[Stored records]
<<<<

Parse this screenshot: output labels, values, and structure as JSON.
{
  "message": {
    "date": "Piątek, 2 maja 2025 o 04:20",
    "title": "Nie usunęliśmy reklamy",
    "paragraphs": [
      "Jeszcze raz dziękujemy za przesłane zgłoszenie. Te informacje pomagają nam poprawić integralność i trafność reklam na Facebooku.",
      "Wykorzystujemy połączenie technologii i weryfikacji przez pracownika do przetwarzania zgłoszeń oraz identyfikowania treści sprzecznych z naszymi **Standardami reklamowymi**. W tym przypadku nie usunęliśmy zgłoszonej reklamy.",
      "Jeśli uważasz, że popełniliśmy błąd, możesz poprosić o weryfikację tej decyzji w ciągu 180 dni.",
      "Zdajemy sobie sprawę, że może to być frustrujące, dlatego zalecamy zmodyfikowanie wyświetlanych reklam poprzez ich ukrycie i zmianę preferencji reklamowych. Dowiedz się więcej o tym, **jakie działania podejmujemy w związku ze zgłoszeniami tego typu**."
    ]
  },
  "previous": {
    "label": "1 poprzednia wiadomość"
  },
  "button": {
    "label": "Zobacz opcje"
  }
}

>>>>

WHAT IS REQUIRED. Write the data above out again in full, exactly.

SOLUTION.
Parse this screenshot: output labels, values, and structure as JSON.
{
  "message": {
    "date": "Piątek, 2 maja 2025 o 04:20",
    "title": "Nie usunęliśmy reklamy",
    "paragraphs": [
      "Jeszcze raz dziękujemy za przesłane zgłoszenie. Te informacje pomagają nam poprawić integralność i trafność reklam na Facebooku.",
      "Wykorzystujemy połączenie technologii i weryfikacji przez pracownika do przetwarzania zgłoszeń oraz identyfikowania treści sprzecznych z naszymi **Standardami reklamowymi**. W tym przypadku nie usunęliśmy zgłoszonej reklamy.",
      "Jeśli uważasz, że popełniliśmy błąd, możesz poprosić o weryfikację tej decyzji w ciągu 180 dni.",
      "Zdajemy sobie sprawę, że może to być frustrujące, dlatego zalecamy zmodyfikowanie wyświetlanych reklam poprzez ich ukrycie i zmianę preferencji reklamowych. Dowiedz się więcej o tym, **jakie działania podejmujemy w związku ze zgłoszeniami tego typu**."
    ]
  },
  "previous": {
    "label": "1 poprzednia wiadomość"
  },
  "button": {
    "label": "Zobacz opcje"
  }
}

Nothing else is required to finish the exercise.